■ **WHAT IS BEING ASKED**
State, as a bare number, how many lines below contain "title".

■ **GIVEN ENTRIES**
:::
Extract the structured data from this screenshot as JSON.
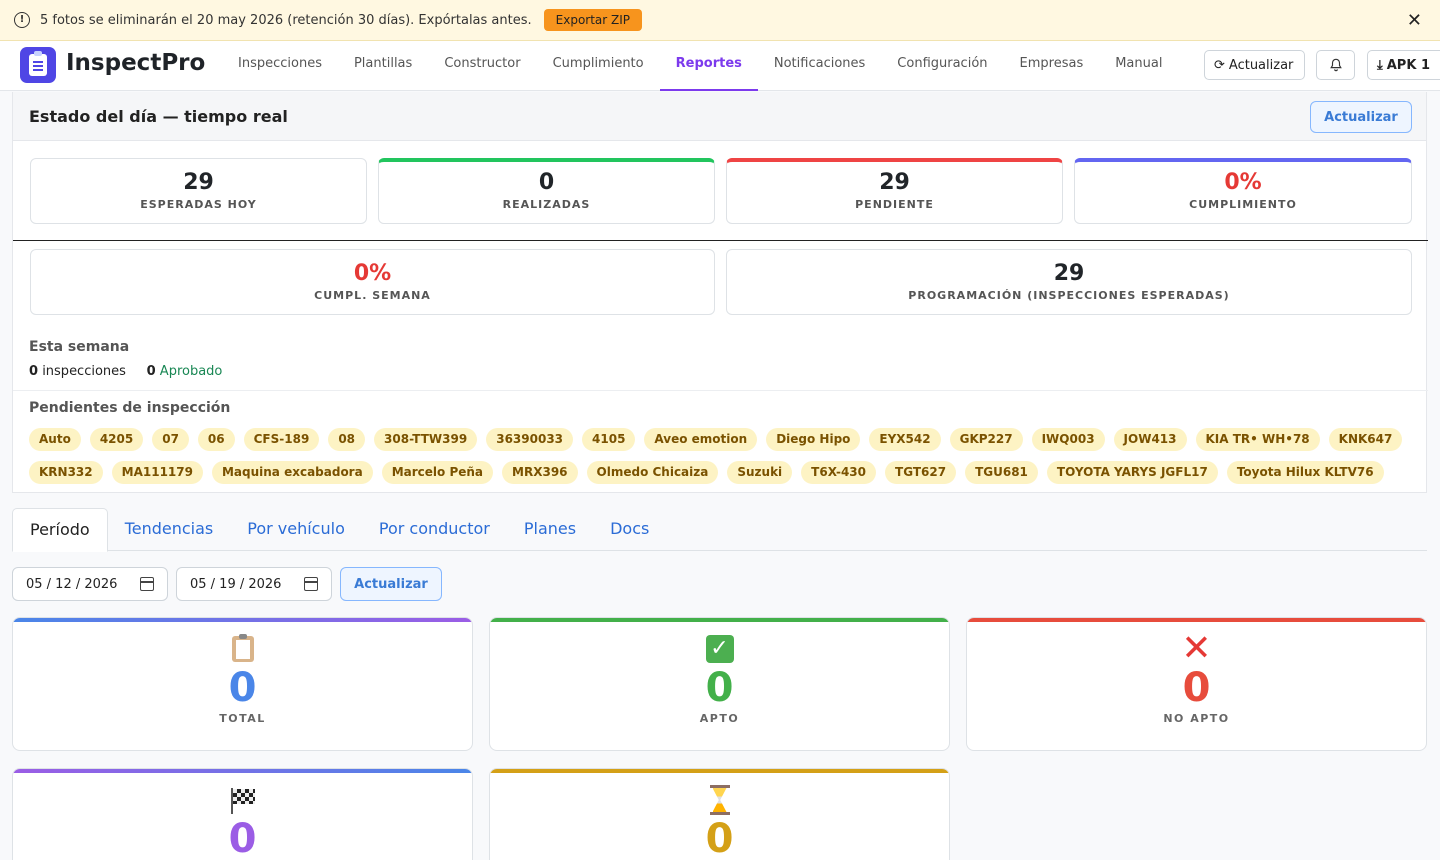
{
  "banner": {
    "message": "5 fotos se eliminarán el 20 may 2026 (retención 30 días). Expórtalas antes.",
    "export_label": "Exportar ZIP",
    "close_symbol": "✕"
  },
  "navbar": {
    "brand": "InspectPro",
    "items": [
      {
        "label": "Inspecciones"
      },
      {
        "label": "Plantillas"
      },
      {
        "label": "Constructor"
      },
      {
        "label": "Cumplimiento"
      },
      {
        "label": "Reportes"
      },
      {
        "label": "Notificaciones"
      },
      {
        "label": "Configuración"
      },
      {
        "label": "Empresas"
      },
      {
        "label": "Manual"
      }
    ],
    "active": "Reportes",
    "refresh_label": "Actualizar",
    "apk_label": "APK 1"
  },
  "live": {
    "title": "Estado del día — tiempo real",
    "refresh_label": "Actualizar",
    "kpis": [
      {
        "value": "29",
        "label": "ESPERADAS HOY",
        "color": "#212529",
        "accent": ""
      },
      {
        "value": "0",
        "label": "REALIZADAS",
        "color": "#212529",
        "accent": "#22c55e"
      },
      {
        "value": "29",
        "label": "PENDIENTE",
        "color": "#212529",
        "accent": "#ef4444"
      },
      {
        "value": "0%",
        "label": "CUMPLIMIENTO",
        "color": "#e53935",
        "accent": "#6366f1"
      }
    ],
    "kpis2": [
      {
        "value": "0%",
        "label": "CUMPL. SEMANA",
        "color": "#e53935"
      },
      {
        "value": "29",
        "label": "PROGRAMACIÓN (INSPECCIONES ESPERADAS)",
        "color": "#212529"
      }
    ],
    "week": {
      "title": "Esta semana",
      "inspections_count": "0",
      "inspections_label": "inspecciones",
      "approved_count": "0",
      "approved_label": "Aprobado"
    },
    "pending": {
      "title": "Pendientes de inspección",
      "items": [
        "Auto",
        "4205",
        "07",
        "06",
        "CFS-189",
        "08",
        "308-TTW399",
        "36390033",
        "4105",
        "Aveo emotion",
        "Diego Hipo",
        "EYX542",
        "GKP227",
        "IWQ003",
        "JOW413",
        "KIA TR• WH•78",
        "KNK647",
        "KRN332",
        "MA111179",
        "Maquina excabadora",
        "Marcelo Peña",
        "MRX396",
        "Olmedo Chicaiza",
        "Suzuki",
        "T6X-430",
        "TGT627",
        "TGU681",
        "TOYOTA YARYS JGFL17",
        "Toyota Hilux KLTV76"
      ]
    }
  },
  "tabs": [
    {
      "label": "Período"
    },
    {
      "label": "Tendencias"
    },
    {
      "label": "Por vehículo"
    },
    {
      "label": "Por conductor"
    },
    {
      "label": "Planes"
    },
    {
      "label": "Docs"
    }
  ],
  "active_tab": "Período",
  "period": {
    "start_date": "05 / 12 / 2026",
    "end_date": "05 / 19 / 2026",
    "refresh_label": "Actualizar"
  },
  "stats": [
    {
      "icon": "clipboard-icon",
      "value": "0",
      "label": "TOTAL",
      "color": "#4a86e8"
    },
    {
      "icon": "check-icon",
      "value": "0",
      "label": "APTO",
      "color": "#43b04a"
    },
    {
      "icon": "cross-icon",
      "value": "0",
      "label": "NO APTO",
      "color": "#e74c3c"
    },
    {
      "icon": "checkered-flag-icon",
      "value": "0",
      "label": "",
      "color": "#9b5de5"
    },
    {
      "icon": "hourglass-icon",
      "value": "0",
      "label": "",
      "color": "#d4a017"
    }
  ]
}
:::
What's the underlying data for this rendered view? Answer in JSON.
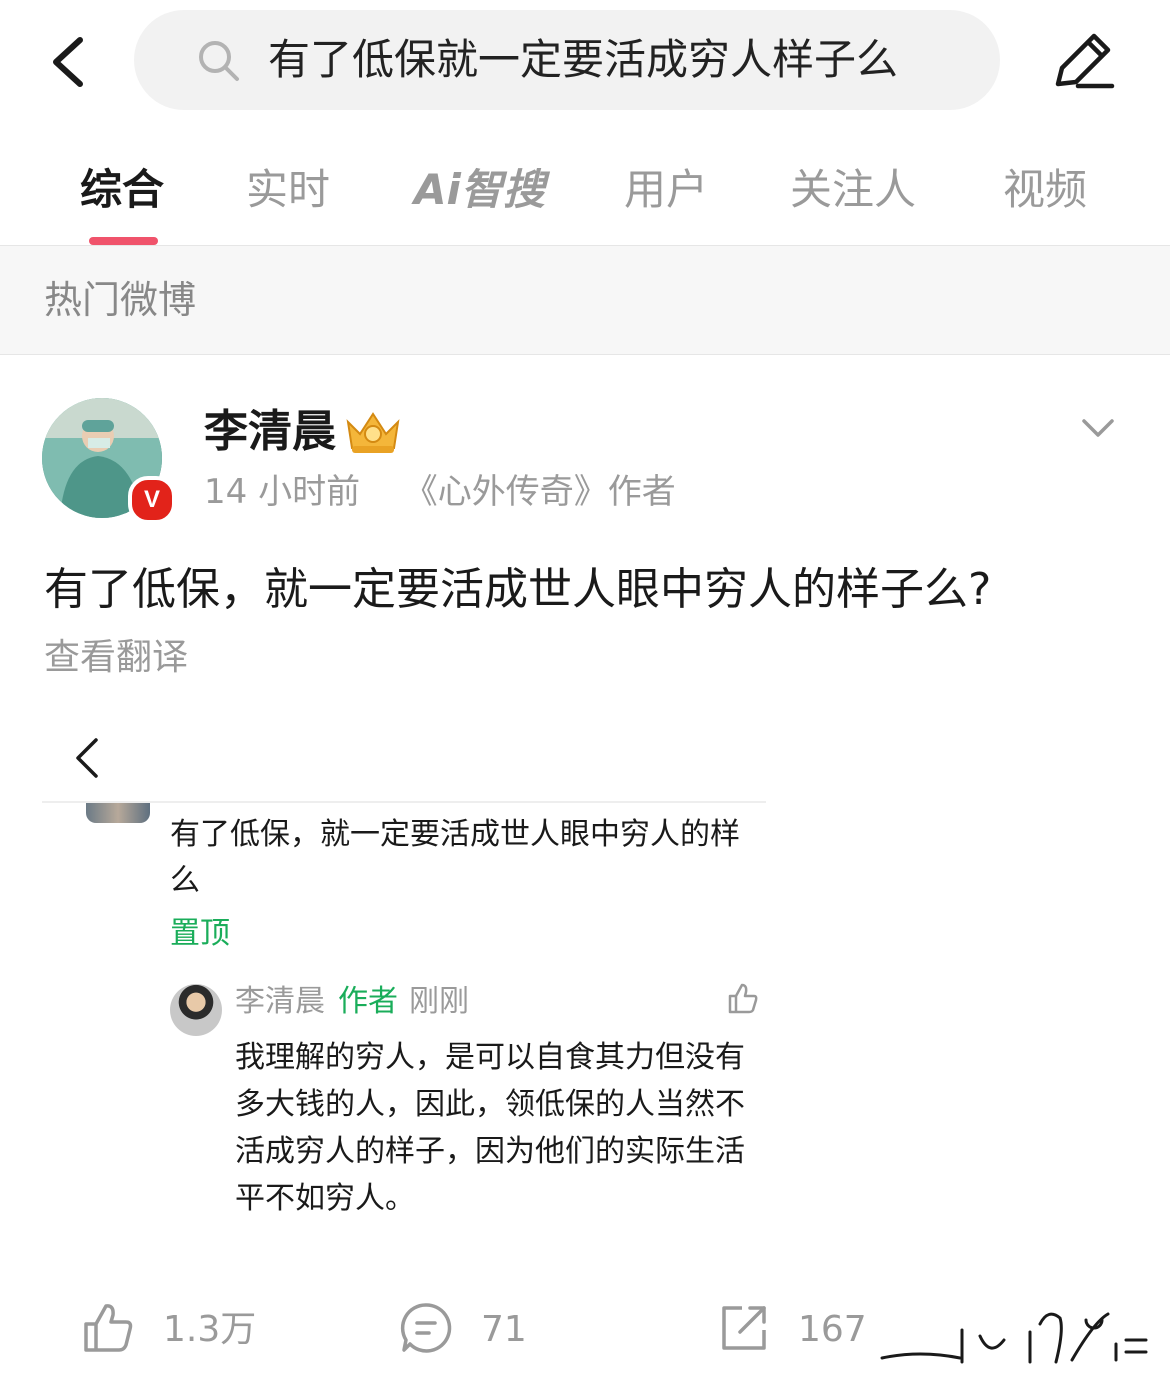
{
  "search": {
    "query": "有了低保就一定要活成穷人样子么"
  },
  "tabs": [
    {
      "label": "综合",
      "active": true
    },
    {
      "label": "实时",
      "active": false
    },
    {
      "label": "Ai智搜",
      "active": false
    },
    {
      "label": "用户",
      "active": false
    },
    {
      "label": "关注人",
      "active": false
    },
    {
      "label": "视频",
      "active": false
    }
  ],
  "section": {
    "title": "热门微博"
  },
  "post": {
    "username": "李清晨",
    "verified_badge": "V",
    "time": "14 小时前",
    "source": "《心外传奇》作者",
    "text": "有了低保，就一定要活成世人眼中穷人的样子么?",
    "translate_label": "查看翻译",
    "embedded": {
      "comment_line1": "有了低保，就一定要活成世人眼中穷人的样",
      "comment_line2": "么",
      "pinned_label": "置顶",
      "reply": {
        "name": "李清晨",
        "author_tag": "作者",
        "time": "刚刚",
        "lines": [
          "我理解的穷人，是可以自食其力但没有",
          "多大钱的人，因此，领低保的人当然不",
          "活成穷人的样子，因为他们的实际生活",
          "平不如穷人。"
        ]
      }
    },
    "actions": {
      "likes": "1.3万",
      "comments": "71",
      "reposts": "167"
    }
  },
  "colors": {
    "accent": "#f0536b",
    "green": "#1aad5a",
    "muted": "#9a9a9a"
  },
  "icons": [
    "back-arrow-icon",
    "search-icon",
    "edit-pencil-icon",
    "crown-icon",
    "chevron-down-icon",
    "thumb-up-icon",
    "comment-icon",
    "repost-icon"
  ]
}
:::
■ **ANSWER SECTION**
4